Echinoderms: Part 3 - Unique Defensive Characteristics
Michael Paletta - Guest Author
Spiny Skin -
Echinoderms possess an interesting defensive structure called the pedicellaria. These external jaw-like structures are located not only on the ends of arms but are also found along the body. These structures help keep the multitude of larvae that are constantly looking for an attachment site from settling on the body surface of echinoderms. Furthermore, the external skeleton of most echinoderms is quite formidable, usually quite thick and hard containing spine, poison, toxic mucous or a combination of these.
Expulsion of internal organs -

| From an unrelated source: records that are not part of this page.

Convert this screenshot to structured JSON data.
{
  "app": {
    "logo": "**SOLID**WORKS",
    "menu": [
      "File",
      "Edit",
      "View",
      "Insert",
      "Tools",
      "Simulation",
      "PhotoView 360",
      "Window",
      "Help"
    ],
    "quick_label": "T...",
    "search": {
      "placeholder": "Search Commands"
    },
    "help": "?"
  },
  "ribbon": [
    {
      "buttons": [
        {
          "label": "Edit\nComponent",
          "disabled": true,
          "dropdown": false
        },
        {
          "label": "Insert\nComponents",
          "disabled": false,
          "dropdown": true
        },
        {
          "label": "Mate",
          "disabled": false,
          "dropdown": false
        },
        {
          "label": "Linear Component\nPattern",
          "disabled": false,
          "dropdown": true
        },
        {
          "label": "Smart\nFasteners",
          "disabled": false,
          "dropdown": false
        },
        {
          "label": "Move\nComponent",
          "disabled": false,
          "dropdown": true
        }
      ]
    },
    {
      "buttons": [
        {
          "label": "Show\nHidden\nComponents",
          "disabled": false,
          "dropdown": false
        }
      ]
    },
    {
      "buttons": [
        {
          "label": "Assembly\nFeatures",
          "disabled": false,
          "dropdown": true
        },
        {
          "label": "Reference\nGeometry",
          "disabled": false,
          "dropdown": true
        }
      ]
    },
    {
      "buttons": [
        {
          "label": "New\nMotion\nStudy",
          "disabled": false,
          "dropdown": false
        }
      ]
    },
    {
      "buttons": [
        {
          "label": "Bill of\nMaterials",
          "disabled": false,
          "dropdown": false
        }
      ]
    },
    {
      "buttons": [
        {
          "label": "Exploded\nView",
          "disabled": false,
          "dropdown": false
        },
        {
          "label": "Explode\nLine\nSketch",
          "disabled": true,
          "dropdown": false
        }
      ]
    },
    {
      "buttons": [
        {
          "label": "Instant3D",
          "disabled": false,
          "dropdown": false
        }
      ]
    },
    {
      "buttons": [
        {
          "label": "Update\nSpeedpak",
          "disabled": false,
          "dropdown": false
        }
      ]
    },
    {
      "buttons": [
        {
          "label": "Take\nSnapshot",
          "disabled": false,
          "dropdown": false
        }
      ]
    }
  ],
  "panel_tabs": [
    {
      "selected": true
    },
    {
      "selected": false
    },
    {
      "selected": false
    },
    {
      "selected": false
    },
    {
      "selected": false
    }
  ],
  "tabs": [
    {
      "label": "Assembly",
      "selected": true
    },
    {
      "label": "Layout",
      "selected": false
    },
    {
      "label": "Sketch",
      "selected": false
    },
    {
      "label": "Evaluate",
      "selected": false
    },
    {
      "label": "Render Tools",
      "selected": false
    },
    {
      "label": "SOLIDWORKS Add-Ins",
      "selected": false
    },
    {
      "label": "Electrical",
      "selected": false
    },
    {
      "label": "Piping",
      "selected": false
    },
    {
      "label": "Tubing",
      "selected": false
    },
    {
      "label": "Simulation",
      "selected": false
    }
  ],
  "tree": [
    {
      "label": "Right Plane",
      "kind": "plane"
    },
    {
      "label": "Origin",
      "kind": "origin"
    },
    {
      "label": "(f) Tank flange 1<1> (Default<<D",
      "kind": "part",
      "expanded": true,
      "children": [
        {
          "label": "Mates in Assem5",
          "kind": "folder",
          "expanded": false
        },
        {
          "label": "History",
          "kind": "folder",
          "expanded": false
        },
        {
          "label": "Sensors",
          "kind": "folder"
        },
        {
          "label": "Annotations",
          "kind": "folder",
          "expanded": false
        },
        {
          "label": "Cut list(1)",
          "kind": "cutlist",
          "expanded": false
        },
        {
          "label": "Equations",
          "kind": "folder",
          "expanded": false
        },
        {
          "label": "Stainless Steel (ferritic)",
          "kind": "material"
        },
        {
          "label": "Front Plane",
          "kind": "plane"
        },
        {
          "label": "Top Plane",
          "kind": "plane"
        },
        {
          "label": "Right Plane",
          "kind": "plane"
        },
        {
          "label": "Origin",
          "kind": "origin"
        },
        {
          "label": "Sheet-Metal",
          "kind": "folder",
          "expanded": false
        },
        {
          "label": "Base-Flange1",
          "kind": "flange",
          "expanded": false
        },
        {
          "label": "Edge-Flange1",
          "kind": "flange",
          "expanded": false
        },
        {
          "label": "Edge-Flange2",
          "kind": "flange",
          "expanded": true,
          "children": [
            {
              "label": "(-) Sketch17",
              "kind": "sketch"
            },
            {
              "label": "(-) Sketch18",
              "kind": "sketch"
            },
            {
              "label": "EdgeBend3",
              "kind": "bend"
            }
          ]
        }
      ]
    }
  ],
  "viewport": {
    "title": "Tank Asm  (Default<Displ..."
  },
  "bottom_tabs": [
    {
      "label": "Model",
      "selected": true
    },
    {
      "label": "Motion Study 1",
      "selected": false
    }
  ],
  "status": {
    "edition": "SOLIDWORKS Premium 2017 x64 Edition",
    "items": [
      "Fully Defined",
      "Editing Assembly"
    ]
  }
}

When sea cucumbers are stressed either by being picked on by a fish or caught in a powerhead or pump, they will contract forcing out their digestive tract and a massive amount of tubules containing Holuthurin. This compound dramatically reduces the surface tension of water and it is hypothesized that this compound appears to inhibit the ability of fish to take in oxygen so they rapidly die when exposed to this toxin. This behavior is an attempt to get the offending party trapped in the filaments where it will suffocate, while the cucumber crawls away to regenerate a new digestive system. This compound is present in all of the sea cucumbers of the genus Holothuria, which unfortunately make up most of the species commonly kept in aquaria. Sea Apples, a close cousin of the sea cucumber, also possess a similar toxin that can kill all of the fish in an aquarium if it is disturbed.
Regenerative abilities -
Part 3 of 8. Continue reading:
Michael Paletta is the author of two books, "The Modern Marine Aquarium" and "Ultimate Reefs," and has acted as a consultant with the National Aquarium in Baltimore and the Pittsburgh Zoo Aquarium.